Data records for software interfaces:

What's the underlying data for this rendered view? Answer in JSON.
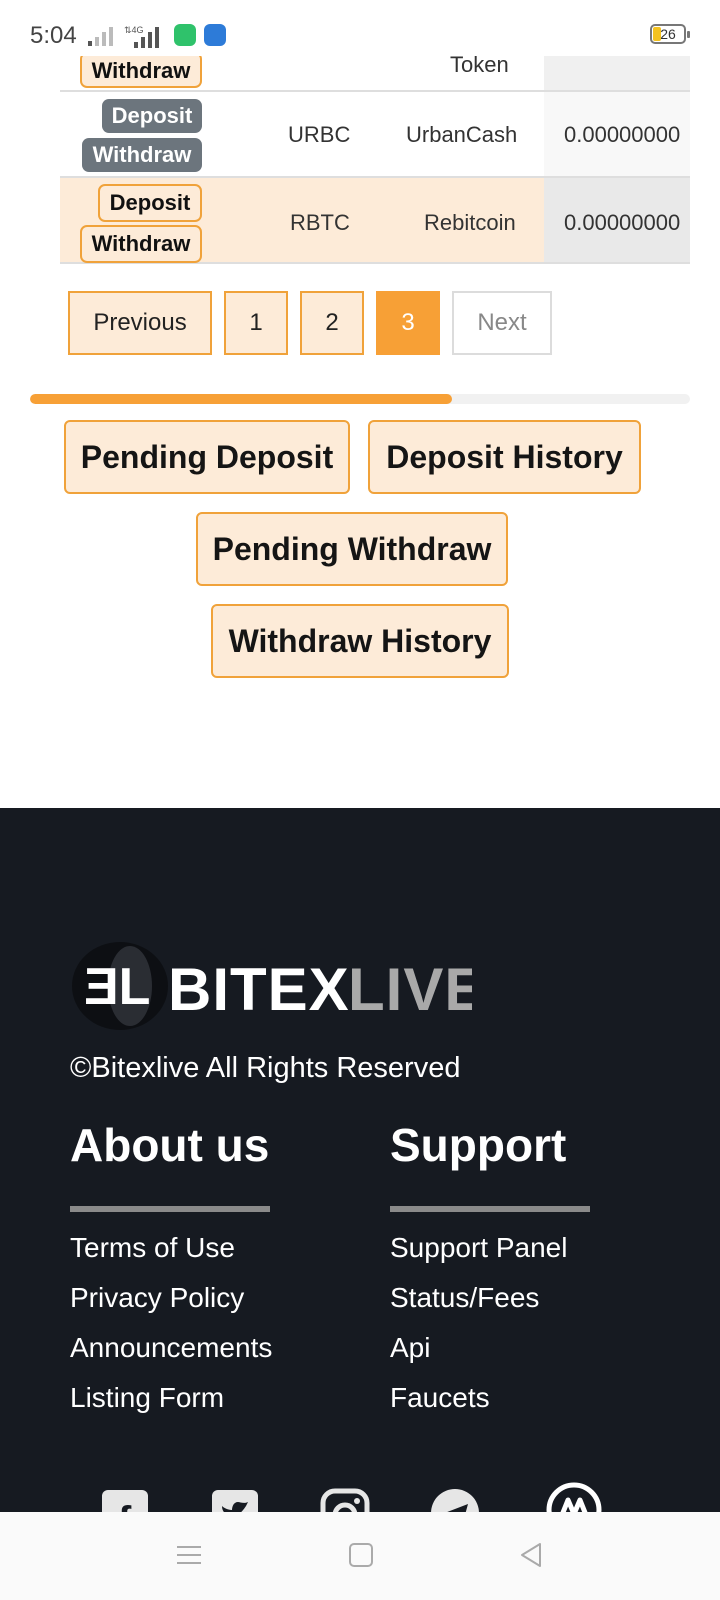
{
  "status_bar": {
    "time": "5:04",
    "battery": "26"
  },
  "table": {
    "rows": [
      {
        "symbol": "",
        "name": "Token",
        "balance": "",
        "deposit_label": "",
        "withdraw_label": "Withdraw"
      },
      {
        "symbol": "URBC",
        "name": "UrbanCash",
        "balance": "0.00000000",
        "deposit_label": "Deposit",
        "withdraw_label": "Withdraw"
      },
      {
        "symbol": "RBTC",
        "name": "Rebitcoin",
        "balance": "0.00000000",
        "deposit_label": "Deposit",
        "withdraw_label": "Withdraw"
      }
    ]
  },
  "pagination": {
    "previous": "Previous",
    "pages": [
      "1",
      "2",
      "3"
    ],
    "active_page": "3",
    "next": "Next"
  },
  "progress": {
    "value_percent": 64
  },
  "actions": {
    "pending_deposit": "Pending Deposit",
    "deposit_history": "Deposit History",
    "pending_withdraw": "Pending Withdraw",
    "withdraw_history": "Withdraw History"
  },
  "footer": {
    "logo_text": "BITEXLIVE",
    "copyright": "©Bitexlive All Rights Reserved",
    "about": {
      "title": "About us",
      "links": [
        "Terms of Use",
        "Privacy Policy",
        "Announcements",
        "Listing Form"
      ]
    },
    "support": {
      "title": "Support",
      "links": [
        "Support Panel",
        "Status/Fees",
        "Api",
        "Faucets"
      ]
    },
    "social_icons": [
      "facebook-icon",
      "twitter-icon",
      "instagram-icon",
      "telegram-icon",
      "coinmarketcap-icon"
    ]
  },
  "colors": {
    "accent": "#f7a036",
    "accent_light": "#fdebd8",
    "footer_bg": "#161a21",
    "dark_button": "#6c757d"
  }
}
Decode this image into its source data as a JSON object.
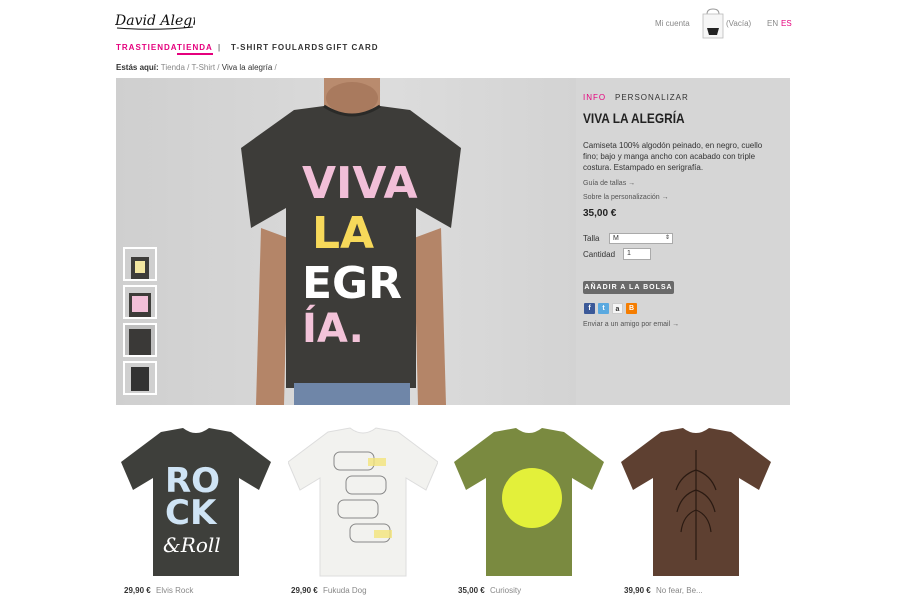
{
  "header": {
    "logo_text": "David Alegría",
    "account_label": "Mi cuenta",
    "bag_label": "(Vacía)",
    "lang_en": "EN",
    "lang_es": "ES"
  },
  "nav": {
    "items": [
      {
        "label": "TRASTIENDA"
      },
      {
        "label": "TIENDA"
      },
      {
        "label": "|"
      },
      {
        "label": "T-SHIRT"
      },
      {
        "label": "FOULARDS"
      },
      {
        "label": "GIFT CARD"
      }
    ]
  },
  "breadcrumb": {
    "prefix": "Estás aquí:",
    "items": [
      "Tienda",
      "/",
      "T-Shirt",
      "/",
      "Viva la alegría",
      "/"
    ]
  },
  "product": {
    "tab_info": "INFO",
    "tab_personalize": "PERSONALIZAR",
    "title": "VIVA LA ALEGRÍA",
    "description": "Camiseta 100% algodón peinado, en negro, cuello fino; bajo y manga ancho con acabado con triple costura. Estampado en serigrafía.",
    "size_guide_link": "Guía de tallas →",
    "personalize_link": "Sobre la personalización →",
    "price": "35,00 €",
    "size_label": "Talla",
    "size_value": "M",
    "qty_label": "Cantidad",
    "qty_value": "1",
    "add_button": "AÑADIR A LA BOLSA",
    "share_icons": [
      "facebook-icon",
      "twitter-icon",
      "amazon-icon",
      "blogger-icon"
    ],
    "send_friend": "Enviar a un amigo por email →",
    "shirt_print": "VIVA LA EGRIA"
  },
  "related": [
    {
      "price": "29,90 €",
      "name": "Elvis Rock",
      "color": "#3e3f3b",
      "print": [
        "RO",
        "CK",
        "&Roll"
      ]
    },
    {
      "price": "29,90 €",
      "name": "Fukuda Dog",
      "color": "#f1f1ee",
      "print": []
    },
    {
      "price": "35,00 €",
      "name": "Curiosity",
      "color": "#7a8a40",
      "print": []
    },
    {
      "price": "39,90 €",
      "name": "No fear, Be...",
      "color": "#5e4031",
      "print": []
    }
  ],
  "colors": {
    "accent": "#e5007d",
    "hero_bg": "#d6d6d6"
  }
}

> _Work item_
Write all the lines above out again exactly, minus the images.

> _Answer space_
What's the underlying data for this rendered view? Answer in JSON.
{
  "status_bar": {
    "time": "5:04",
    "battery": "26"
  },
  "table": {
    "rows": [
      {
        "symbol": "",
        "name": "Token",
        "balance": "",
        "deposit_label": "",
        "withdraw_label": "Withdraw"
      },
      {
        "symbol": "URBC",
        "name": "UrbanCash",
        "balance": "0.00000000",
        "deposit_label": "Deposit",
        "withdraw_label": "Withdraw"
      },
      {
        "symbol": "RBTC",
        "name": "Rebitcoin",
        "balance": "0.00000000",
        "deposit_label": "Deposit",
        "withdraw_label": "Withdraw"
      }
    ]
  },
  "pagination": {
    "previous": "Previous",
    "pages": [
      "1",
      "2",
      "3"
    ],
    "active_page": "3",
    "next": "Next"
  },
  "progress": {
    "value_percent": 64
  },
  "actions": {
    "pending_deposit": "Pending Deposit",
    "deposit_history": "Deposit History",
    "pending_withdraw": "Pending Withdraw",
    "withdraw_history": "Withdraw History"
  },
  "footer": {
    "logo_text": "BITEXLIVE",
    "copyright": "©Bitexlive All Rights Reserved",
    "about": {
      "title": "About us",
      "links": [
        "Terms of Use",
        "Privacy Policy",
        "Announcements",
        "Listing Form"
      ]
    },
    "support": {
      "title": "Support",
      "links": [
        "Support Panel",
        "Status/Fees",
        "Api",
        "Faucets"
      ]
    },
    "social_icons": [
      "facebook-icon",
      "twitter-icon",
      "instagram-icon",
      "telegram-icon",
      "coinmarketcap-icon"
    ]
  },
  "colors": {
    "accent": "#f7a036",
    "accent_light": "#fdebd8",
    "footer_bg": "#161a21",
    "dark_button": "#6c757d"
  }
}
Decode this image into its source data as a JSON object.
{
  "header": {
    "logo_text": "David Alegría",
    "account_label": "Mi cuenta",
    "bag_label": "(Vacía)",
    "lang_en": "EN",
    "lang_es": "ES"
  },
  "nav": {
    "items": [
      {
        "label": "TRASTIENDA"
      },
      {
        "label": "TIENDA"
      },
      {
        "label": "|"
      },
      {
        "label": "T-SHIRT"
      },
      {
        "label": "FOULARDS"
      },
      {
        "label": "GIFT CARD"
      }
    ]
  },
  "breadcrumb": {
    "prefix": "Estás aquí:",
    "items": [
      "Tienda",
      "/",
      "T-Shirt",
      "/",
      "Viva la alegría",
      "/"
    ]
  },
  "product": {
    "tab_info": "INFO",
    "tab_personalize": "PERSONALIZAR",
    "title": "VIVA LA ALEGRÍA",
    "description": "Camiseta 100% algodón peinado, en negro, cuello fino; bajo y manga ancho con acabado con triple costura. Estampado en serigrafía.",
    "size_guide_link": "Guía de tallas →",
    "personalize_link": "Sobre la personalización →",
    "price": "35,00 €",
    "size_label": "Talla",
    "size_value": "M",
    "qty_label": "Cantidad",
    "qty_value": "1",
    "add_button": "AÑADIR A LA BOLSA",
    "share_icons": [
      "facebook-icon",
      "twitter-icon",
      "amazon-icon",
      "blogger-icon"
    ],
    "send_friend": "Enviar a un amigo por email →",
    "shirt_print": "VIVA LA EGRIA"
  },
  "related": [
    {
      "price": "29,90 €",
      "name": "Elvis Rock",
      "color": "#3e3f3b",
      "print": [
        "RO",
        "CK",
        "&Roll"
      ]
    },
    {
      "price": "29,90 €",
      "name": "Fukuda Dog",
      "color": "#f1f1ee",
      "print": []
    },
    {
      "price": "35,00 €",
      "name": "Curiosity",
      "color": "#7a8a40",
      "print": []
    },
    {
      "price": "39,90 €",
      "name": "No fear, Be...",
      "color": "#5e4031",
      "print": []
    }
  ],
  "colors": {
    "accent": "#e5007d",
    "hero_bg": "#d6d6d6"
  }
}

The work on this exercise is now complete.